Copy out each line of the listing below where the string "false" appears.

(MATERIAL SUPPLIED)

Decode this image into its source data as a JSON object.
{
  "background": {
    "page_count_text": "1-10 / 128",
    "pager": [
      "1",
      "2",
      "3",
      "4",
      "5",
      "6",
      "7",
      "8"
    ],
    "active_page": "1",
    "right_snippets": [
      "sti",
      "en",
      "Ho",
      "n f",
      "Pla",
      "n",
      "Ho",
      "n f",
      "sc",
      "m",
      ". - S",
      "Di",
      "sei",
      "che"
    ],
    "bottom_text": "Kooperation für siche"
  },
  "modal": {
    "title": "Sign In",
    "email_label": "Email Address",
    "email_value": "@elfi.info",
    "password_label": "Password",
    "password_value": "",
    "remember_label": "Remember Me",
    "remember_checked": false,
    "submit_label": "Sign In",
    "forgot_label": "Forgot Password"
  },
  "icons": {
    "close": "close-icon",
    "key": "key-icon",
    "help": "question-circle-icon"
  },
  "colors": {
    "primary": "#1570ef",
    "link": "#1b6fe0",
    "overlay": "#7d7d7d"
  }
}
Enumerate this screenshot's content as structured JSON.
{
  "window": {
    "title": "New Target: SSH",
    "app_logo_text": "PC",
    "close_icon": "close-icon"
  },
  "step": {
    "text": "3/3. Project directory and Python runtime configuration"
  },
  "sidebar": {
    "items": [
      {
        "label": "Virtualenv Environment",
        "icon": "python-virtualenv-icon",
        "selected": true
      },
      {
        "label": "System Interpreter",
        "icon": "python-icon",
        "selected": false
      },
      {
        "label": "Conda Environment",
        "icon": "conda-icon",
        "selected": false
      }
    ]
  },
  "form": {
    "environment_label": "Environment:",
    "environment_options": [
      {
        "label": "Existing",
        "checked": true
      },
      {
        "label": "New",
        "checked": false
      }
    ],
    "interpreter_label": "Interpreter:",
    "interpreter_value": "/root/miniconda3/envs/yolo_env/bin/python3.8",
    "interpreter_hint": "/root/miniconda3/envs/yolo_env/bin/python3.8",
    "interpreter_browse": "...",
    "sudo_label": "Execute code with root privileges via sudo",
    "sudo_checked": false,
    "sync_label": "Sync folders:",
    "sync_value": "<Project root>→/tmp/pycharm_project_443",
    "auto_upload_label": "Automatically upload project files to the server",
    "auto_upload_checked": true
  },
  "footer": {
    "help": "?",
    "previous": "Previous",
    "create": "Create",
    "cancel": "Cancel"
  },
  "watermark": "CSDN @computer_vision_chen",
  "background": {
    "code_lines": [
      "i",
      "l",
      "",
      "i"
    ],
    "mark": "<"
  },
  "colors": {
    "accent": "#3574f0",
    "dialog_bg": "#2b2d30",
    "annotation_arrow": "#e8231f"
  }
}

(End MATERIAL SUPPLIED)

● **FINISHED EXERCISE**:
    "remember_checked": false,
        "selected": false
        "selected": false
        "checked": false
    "sudo_checked": false,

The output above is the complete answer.